During their initial meeting, Ludlow used a "Bio-Meridian device" on S.O. in order to "measure S.O.'s body frequencies." S.O. said that Ludlow told her she had a "level-5 toxicity" indicative of "feline leukemia," with the Trinity Remedy serving as an appropriate antidote.

She reported feeling better "almost immediately."

S.O. told an investigator with the Food and Drug Administration's Office of Criminal Investigations that the Trinity Remedy kits contained vitamin C, a mix of enzymes, potassium thiocyanate (a chemical compound formerly used to treat hypertension) and hydrogen peroxide.

According to Ludlow's directives for ingesting the remedy, S.O. said, a patient was supposed to add 18 ounces of water, "say a prayer," and then drink half of the cocktail. Afterword, the patient was instructed to take "a probiotic along with bee pollen" and finish drinking the solution.

"Unproven health claims, tests, and medical products can pose serious health risks and may keep people from seeking care or delay necessary medical treatment," Catherine A. Hermsen, the FDA's assistant commissioner for criminal Investigations, said in a statement. "The FDA will continue to take appropriate action to protect consumers from bad actors who take advantage of a pandemic to increase their profits while jeopardizing the public health."

At a cost of around $50 per kit, S.O. ordered hundreds of treatments—labeled "Trinity Mind, Body & Soul"—over the next several years. She said she gave away most of the kits "to help people," selling the remainder at a significant markup, approximately $125 to $200 per unit. All told, she wired at least $11,700 to Ludlow between October 2017 and February 2020.

"Trinity" Kits
A shipment of fake COVID-19 treatments was seized in Los Angeles on March 18, 2020, by U.S. customs officials. U.S. Attorney's Office for the Central District of California
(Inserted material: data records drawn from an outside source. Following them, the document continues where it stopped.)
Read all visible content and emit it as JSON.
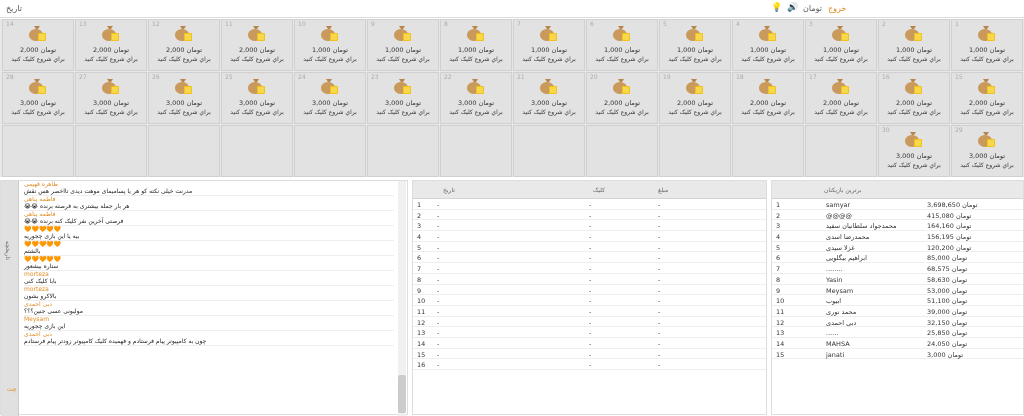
{
  "topbar": {
    "left_label": "تاریخ",
    "user_name": "تومان",
    "exit_label": "خروج"
  },
  "prizes": [
    {
      "num": "1",
      "amount": "تومان 1,000",
      "hint": "براي شروع كليک كنيد"
    },
    {
      "num": "2",
      "amount": "تومان 1,000",
      "hint": "براي شروع كليک كنيد"
    },
    {
      "num": "3",
      "amount": "تومان 1,000",
      "hint": "براي شروع كليک كنيد"
    },
    {
      "num": "4",
      "amount": "تومان 1,000",
      "hint": "براي شروع كليک كنيد"
    },
    {
      "num": "5",
      "amount": "تومان 1,000",
      "hint": "براي شروع كليک كنيد"
    },
    {
      "num": "6",
      "amount": "تومان 1,000",
      "hint": "براي شروع كليک كنيد"
    },
    {
      "num": "7",
      "amount": "تومان 1,000",
      "hint": "براي شروع كليک كنيد"
    },
    {
      "num": "8",
      "amount": "تومان 1,000",
      "hint": "براي شروع كليک كنيد"
    },
    {
      "num": "9",
      "amount": "تومان 1,000",
      "hint": "براي شروع كليک كنيد"
    },
    {
      "num": "10",
      "amount": "تومان 1,000",
      "hint": "براي شروع كليک كنيد"
    },
    {
      "num": "11",
      "amount": "تومان 2,000",
      "hint": "براي شروع كليک كنيد"
    },
    {
      "num": "12",
      "amount": "تومان 2,000",
      "hint": "براي شروع كليک كنيد"
    },
    {
      "num": "13",
      "amount": "تومان 2,000",
      "hint": "براي شروع كليک كنيد"
    },
    {
      "num": "14",
      "amount": "تومان 2,000",
      "hint": "براي شروع كليک كنيد"
    },
    {
      "num": "15",
      "amount": "تومان 2,000",
      "hint": "براي شروع كليک كنيد"
    },
    {
      "num": "16",
      "amount": "تومان 2,000",
      "hint": "براي شروع كليک كنيد"
    },
    {
      "num": "17",
      "amount": "تومان 2,000",
      "hint": "براي شروع كليک كنيد"
    },
    {
      "num": "18",
      "amount": "تومان 2,000",
      "hint": "براي شروع كليک كنيد"
    },
    {
      "num": "19",
      "amount": "تومان 2,000",
      "hint": "براي شروع كليک كنيد"
    },
    {
      "num": "20",
      "amount": "تومان 2,000",
      "hint": "براي شروع كليک كنيد"
    },
    {
      "num": "21",
      "amount": "تومان 3,000",
      "hint": "براي شروع كليک كنيد"
    },
    {
      "num": "22",
      "amount": "تومان 3,000",
      "hint": "براي شروع كليک كنيد"
    },
    {
      "num": "23",
      "amount": "تومان 3,000",
      "hint": "براي شروع كليک كنيد"
    },
    {
      "num": "24",
      "amount": "تومان 3,000",
      "hint": "براي شروع كليک كنيد"
    },
    {
      "num": "25",
      "amount": "تومان 3,000",
      "hint": "براي شروع كليک كنيد"
    },
    {
      "num": "26",
      "amount": "تومان 3,000",
      "hint": "براي شروع كليک كنيد"
    },
    {
      "num": "27",
      "amount": "تومان 3,000",
      "hint": "براي شروع كليک كنيد"
    },
    {
      "num": "28",
      "amount": "تومان 3,000",
      "hint": "براي شروع كليک كنيد"
    },
    {
      "num": "29",
      "amount": "تومان 3,000",
      "hint": "براي شروع كليک كنيد"
    },
    {
      "num": "30",
      "amount": "تومان 3,000",
      "hint": "براي شروع كليک كنيد"
    }
  ],
  "chat": {
    "tab_label": "تاریخچه",
    "tab_bottom": "چت",
    "messages": [
      {
        "name": "طاهره فهیمی",
        "text": "مدرنت خیلی نکته کو هر یا پسامیمای موهت دیدی تااخصر هس نقش"
      },
      {
        "name": "فاطمه پناهی",
        "text": "😭😭 هر بار جمله بیشتری به فرصته برنده"
      },
      {
        "name": "فاطمه پناهی",
        "text": "😭😭 فرصتی آخرین نفر کلیک کنه برنده"
      },
      {
        "name": "🧡🧡🧡🧡🧡",
        "text": "بیه یا این بازی چجوریه"
      },
      {
        "name": "🧡🧡🧡🧡🧡",
        "text": "بالشتم"
      },
      {
        "name": "🧡🧡🧡🧡🧡",
        "text": "ستاره بیشعور"
      },
      {
        "name": "morteza",
        "text": "بابا کلیک کنی"
      },
      {
        "name": "morteza",
        "text": "بالاکرو بشون"
      },
      {
        "name": "دبی احمدی",
        "text": "مولیونی عسی جنین؟؟؟"
      },
      {
        "name": "Meysam",
        "text": "این بازی چجوریه"
      },
      {
        "name": "دبی احمدی",
        "text": "چون به کامپیوتر پیام فرستادم و فهمیده کلیک کامپیوتر زودتر پیام فرستادم"
      }
    ]
  },
  "mid": {
    "headers": {
      "c1": "تاریخ",
      "c2": "کلیک",
      "c3": "مبلغ"
    },
    "rows": [
      {
        "n": "1",
        "a": "-",
        "b": "-",
        "c": "-"
      },
      {
        "n": "2",
        "a": "-",
        "b": "-",
        "c": "-"
      },
      {
        "n": "3",
        "a": "-",
        "b": "-",
        "c": "-"
      },
      {
        "n": "4",
        "a": "-",
        "b": "-",
        "c": "-"
      },
      {
        "n": "5",
        "a": "-",
        "b": "-",
        "c": "-"
      },
      {
        "n": "6",
        "a": "-",
        "b": "-",
        "c": "-"
      },
      {
        "n": "7",
        "a": "-",
        "b": "-",
        "c": "-"
      },
      {
        "n": "8",
        "a": "-",
        "b": "-",
        "c": "-"
      },
      {
        "n": "9",
        "a": "-",
        "b": "-",
        "c": "-"
      },
      {
        "n": "10",
        "a": "-",
        "b": "-",
        "c": "-"
      },
      {
        "n": "11",
        "a": "-",
        "b": "-",
        "c": "-"
      },
      {
        "n": "12",
        "a": "-",
        "b": "-",
        "c": "-"
      },
      {
        "n": "13",
        "a": "-",
        "b": "-",
        "c": "-"
      },
      {
        "n": "14",
        "a": "-",
        "b": "-",
        "c": "-"
      },
      {
        "n": "15",
        "a": "-",
        "b": "-",
        "c": "-"
      },
      {
        "n": "16",
        "a": "-",
        "b": "-",
        "c": "-"
      }
    ]
  },
  "leaders": {
    "header": "برترین بازیکنان",
    "rows": [
      {
        "n": "1",
        "name": "samyar",
        "amount": "تومان 3,698,650"
      },
      {
        "n": "2",
        "name": "@@@@",
        "amount": "تومان 415,080"
      },
      {
        "n": "3",
        "name": "محمدجواد سلطانیان سفید",
        "amount": "تومان 164,160"
      },
      {
        "n": "4",
        "name": "محمدرضا اسدی",
        "amount": "تومان 156,195"
      },
      {
        "n": "5",
        "name": "غزلا سیدی",
        "amount": "تومان 120,200"
      },
      {
        "n": "6",
        "name": "ابراهیم بیگلویی",
        "amount": "تومان 85,000"
      },
      {
        "n": "7",
        "name": "........",
        "amount": "تومان 68,575"
      },
      {
        "n": "8",
        "name": "Yasin",
        "amount": "تومان 58,630"
      },
      {
        "n": "9",
        "name": "Meysam",
        "amount": "تومان 53,000"
      },
      {
        "n": "10",
        "name": "ابیوب",
        "amount": "تومان 51,100"
      },
      {
        "n": "11",
        "name": "محمد نوری",
        "amount": "تومان 39,000"
      },
      {
        "n": "12",
        "name": "دبی احمدی",
        "amount": "تومان 32,150"
      },
      {
        "n": "13",
        "name": "......",
        "amount": "تومان 25,850"
      },
      {
        "n": "14",
        "name": "MAHSA",
        "amount": "تومان 24,050"
      },
      {
        "n": "15",
        "name": "janati",
        "amount": "تومان 3,000"
      }
    ]
  }
}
Once the novel coronavirus began to spread outside of Hubei Province in China and take root in the West, Ludlow applied a new label to the Trinity kits that read "Trinity COVID-19 SARS Antipathogenic Treatment," according to the criminal complaint.

S.O. said that the ingredients and contents of the kits were unchanged, despite the new label falsely suggesting their ability to cure COVID-19. In an interview with the FDA investigator, she said she believed the kits would "help people who have Coronavirus not become as ill as they otherwise would have been."

On Friday, March 20, the same day that U.S. postal inspectors intercepted a batch shipment of kits at a post office in Utah, police officers in London arrested Ludlow inside a post office near his home. He was charged the following day with fraud and unlawful manufacturing of pharmaceuticals.

The case, a joint pursuit between U.K. and U.S. investigators, began when U.S. customs officials intercepted one of Ludlow's shipments to S.O. at a Los Angeles mail facility on March 18.

"Hucksters who hawk 'treatments' for this deadly disease put consumers' lives at risk by peddling unapproved drugs," Nick Hanna, the United States attorney for the Central District of California, said in a press release. "We are aggressively investigating all types of criminal activity associated with the current health emergency, and anyone attempting to cheat the public during this time will face severe penalties."